## Task objective
Every record below should be printed exactly as given.

---------- Record extracts ----------

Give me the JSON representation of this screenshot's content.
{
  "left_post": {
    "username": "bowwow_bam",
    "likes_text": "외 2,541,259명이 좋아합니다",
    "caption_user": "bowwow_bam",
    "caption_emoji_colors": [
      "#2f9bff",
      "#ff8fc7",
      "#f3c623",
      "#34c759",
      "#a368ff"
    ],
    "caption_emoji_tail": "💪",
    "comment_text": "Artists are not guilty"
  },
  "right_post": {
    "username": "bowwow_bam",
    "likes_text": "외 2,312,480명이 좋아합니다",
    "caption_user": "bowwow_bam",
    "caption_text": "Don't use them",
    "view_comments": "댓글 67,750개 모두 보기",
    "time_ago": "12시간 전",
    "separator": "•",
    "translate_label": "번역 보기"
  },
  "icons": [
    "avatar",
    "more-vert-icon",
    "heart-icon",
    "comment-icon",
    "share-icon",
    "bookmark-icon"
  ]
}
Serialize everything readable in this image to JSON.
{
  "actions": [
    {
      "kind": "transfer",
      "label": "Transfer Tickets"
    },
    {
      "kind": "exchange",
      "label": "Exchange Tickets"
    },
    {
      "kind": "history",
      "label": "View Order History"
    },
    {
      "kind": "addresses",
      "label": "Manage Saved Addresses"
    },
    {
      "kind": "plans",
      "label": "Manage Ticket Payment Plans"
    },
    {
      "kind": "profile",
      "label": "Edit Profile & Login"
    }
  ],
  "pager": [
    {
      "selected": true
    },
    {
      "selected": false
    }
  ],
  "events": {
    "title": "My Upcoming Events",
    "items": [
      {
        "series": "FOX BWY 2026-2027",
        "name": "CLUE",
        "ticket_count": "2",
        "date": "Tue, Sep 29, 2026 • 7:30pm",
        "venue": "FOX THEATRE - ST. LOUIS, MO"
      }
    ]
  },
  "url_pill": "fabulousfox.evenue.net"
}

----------

## Problem solution
Give me the JSON representation of this screenshot's content.
{
  "left_post": {
    "username": "bowwow_bam",
    "likes_text": "외 2,541,259명이 좋아합니다",
    "caption_user": "bowwow_bam",
    "caption_emoji_colors": [
      "#2f9bff",
      "#ff8fc7",
      "#f3c623",
      "#34c759",
      "#a368ff"
    ],
    "caption_emoji_tail": "💪",
    "comment_text": "Artists are not guilty"
  },
  "right_post": {
    "username": "bowwow_bam",
    "likes_text": "외 2,312,480명이 좋아합니다",
    "caption_user": "bowwow_bam",
    "caption_text": "Don't use them",
    "view_comments": "댓글 67,750개 모두 보기",
    "time_ago": "12시간 전",
    "separator": "•",
    "translate_label": "번역 보기"
  },
  "icons": [
    "avatar",
    "more-vert-icon",
    "heart-icon",
    "comment-icon",
    "share-icon",
    "bookmark-icon"
  ]
}
Serialize everything readable in this image to JSON.
{
  "actions": [
    {
      "kind": "transfer",
      "label": "Transfer Tickets"
    },
    {
      "kind": "exchange",
      "label": "Exchange Tickets"
    },
    {
      "kind": "history",
      "label": "View Order History"
    },
    {
      "kind": "addresses",
      "label": "Manage Saved Addresses"
    },
    {
      "kind": "plans",
      "label": "Manage Ticket Payment Plans"
    },
    {
      "kind": "profile",
      "label": "Edit Profile & Login"
    }
  ],
  "pager": [
    {
      "selected": true
    },
    {
      "selected": false
    }
  ],
  "events": {
    "title": "My Upcoming Events",
    "items": [
      {
        "series": "FOX BWY 2026-2027",
        "name": "CLUE",
        "ticket_count": "2",
        "date": "Tue, Sep 29, 2026 • 7:30pm",
        "venue": "FOX THEATRE - ST. LOUIS, MO"
      }
    ]
  },
  "url_pill": "fabulousfox.evenue.net"
}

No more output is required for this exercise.